● **Exercise aim**
Which lines in the records below hold the word "Billing药库系统"? Copy each of them.

● **Given records**
**********
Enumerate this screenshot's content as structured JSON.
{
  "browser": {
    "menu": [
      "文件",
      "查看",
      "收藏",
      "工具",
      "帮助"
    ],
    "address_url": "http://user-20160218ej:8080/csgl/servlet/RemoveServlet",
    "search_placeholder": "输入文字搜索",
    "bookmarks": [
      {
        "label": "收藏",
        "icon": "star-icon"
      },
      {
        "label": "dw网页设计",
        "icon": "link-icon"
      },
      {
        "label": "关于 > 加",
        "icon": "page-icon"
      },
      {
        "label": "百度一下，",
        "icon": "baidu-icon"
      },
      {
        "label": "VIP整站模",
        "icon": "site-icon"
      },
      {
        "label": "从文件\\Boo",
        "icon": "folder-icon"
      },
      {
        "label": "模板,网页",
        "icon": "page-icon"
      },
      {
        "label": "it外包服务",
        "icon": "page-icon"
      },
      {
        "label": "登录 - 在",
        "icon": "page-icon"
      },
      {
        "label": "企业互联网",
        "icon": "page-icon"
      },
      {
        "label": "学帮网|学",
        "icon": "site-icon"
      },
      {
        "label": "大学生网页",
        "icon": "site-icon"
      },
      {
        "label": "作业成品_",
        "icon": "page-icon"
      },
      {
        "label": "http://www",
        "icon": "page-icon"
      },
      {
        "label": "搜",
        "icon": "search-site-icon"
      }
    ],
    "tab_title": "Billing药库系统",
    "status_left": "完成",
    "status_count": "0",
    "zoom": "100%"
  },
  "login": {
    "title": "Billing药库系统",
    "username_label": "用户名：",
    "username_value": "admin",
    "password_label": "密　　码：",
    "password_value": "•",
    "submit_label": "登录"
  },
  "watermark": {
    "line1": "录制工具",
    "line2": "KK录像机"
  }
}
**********
● **Answer for the task**
    "tab_title": "Billing药库系统",
    "title": "Billing药库系统",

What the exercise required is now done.